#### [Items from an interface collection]

◆ ◆ ◆

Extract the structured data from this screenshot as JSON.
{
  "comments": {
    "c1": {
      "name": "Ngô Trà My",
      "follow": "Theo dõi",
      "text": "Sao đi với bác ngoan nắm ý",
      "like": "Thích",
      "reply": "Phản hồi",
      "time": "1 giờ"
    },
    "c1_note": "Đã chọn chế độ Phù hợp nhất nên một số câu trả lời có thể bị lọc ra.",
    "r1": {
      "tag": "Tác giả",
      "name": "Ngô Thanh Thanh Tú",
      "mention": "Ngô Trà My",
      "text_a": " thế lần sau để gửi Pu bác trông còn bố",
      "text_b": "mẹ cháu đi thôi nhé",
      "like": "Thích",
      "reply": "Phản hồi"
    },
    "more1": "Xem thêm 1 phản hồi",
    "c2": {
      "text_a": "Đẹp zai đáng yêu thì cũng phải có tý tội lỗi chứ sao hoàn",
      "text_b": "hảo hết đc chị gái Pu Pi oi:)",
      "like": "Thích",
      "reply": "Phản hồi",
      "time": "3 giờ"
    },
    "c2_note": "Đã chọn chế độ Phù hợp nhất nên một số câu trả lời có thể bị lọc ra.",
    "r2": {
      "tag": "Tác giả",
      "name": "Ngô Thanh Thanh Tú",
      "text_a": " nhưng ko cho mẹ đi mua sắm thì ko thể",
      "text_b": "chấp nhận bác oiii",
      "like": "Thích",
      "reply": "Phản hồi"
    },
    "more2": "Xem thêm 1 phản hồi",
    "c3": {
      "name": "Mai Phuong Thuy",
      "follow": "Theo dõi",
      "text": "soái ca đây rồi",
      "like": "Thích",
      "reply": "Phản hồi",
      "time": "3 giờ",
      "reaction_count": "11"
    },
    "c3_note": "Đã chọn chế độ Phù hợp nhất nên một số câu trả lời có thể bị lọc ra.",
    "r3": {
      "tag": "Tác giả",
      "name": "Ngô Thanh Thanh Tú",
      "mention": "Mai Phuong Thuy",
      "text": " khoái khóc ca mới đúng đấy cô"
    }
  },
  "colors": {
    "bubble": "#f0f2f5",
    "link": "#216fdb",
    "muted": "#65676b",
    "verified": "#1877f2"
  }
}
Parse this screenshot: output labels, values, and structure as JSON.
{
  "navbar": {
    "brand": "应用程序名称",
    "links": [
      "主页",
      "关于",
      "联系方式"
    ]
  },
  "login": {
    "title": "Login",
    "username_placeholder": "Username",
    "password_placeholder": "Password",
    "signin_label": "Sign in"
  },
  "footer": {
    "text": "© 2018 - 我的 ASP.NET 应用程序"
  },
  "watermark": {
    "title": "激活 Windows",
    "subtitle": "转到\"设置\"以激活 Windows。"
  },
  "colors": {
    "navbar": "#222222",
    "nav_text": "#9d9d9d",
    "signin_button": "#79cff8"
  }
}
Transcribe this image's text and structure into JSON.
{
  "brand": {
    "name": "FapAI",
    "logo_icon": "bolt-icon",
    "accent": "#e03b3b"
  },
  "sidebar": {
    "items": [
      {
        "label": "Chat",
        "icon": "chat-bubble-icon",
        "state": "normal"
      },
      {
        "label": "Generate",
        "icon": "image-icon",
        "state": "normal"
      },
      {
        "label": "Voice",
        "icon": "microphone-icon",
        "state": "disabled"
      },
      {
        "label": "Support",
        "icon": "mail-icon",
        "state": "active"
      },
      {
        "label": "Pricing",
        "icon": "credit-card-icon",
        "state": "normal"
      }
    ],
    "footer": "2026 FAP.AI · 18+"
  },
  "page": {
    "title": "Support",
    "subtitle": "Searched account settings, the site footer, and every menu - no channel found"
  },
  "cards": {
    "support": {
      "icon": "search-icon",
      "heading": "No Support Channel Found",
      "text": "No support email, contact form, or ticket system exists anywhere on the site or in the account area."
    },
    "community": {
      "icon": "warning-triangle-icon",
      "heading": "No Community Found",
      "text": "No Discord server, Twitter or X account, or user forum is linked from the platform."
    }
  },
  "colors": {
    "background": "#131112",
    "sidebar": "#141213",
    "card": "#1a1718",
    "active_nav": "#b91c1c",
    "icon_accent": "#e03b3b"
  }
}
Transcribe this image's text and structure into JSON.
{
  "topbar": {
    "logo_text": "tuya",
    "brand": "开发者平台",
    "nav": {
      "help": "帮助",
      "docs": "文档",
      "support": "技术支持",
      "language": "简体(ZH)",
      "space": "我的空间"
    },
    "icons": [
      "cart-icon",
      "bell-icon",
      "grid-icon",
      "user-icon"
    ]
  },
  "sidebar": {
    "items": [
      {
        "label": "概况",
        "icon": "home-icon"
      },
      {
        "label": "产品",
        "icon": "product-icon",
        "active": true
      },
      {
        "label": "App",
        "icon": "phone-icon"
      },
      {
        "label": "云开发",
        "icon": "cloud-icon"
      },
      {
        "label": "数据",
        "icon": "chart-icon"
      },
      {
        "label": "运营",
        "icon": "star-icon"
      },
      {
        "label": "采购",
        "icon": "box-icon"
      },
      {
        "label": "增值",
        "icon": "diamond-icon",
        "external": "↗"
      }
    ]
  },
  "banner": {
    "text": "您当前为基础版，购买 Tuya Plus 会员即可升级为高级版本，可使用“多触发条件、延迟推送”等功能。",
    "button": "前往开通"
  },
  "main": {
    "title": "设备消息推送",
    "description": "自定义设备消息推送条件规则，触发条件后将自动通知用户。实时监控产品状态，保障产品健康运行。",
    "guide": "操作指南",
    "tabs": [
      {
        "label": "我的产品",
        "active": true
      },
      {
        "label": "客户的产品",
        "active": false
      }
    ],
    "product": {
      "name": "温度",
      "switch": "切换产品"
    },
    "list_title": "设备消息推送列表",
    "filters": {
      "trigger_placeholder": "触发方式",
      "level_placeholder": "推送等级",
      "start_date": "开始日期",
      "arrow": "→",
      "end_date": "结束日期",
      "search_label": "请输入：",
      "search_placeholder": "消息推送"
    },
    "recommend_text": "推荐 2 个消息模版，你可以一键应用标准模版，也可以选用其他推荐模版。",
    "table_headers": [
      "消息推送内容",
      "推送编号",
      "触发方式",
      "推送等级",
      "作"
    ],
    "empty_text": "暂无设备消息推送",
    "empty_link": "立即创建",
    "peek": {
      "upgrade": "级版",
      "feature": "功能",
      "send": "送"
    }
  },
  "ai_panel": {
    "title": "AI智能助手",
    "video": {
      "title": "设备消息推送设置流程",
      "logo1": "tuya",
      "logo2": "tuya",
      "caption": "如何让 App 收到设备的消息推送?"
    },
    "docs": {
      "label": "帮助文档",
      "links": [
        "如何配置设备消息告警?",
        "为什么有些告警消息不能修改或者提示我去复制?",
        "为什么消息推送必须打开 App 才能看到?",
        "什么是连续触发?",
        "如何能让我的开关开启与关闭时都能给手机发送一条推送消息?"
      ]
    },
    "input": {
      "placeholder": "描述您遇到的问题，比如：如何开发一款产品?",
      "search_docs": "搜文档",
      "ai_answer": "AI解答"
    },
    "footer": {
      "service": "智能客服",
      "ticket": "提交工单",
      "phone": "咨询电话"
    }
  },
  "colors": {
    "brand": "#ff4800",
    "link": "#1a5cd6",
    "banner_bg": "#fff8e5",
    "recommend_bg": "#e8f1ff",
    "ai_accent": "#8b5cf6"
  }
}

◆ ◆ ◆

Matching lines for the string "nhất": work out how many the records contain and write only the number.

#### [Task output]
3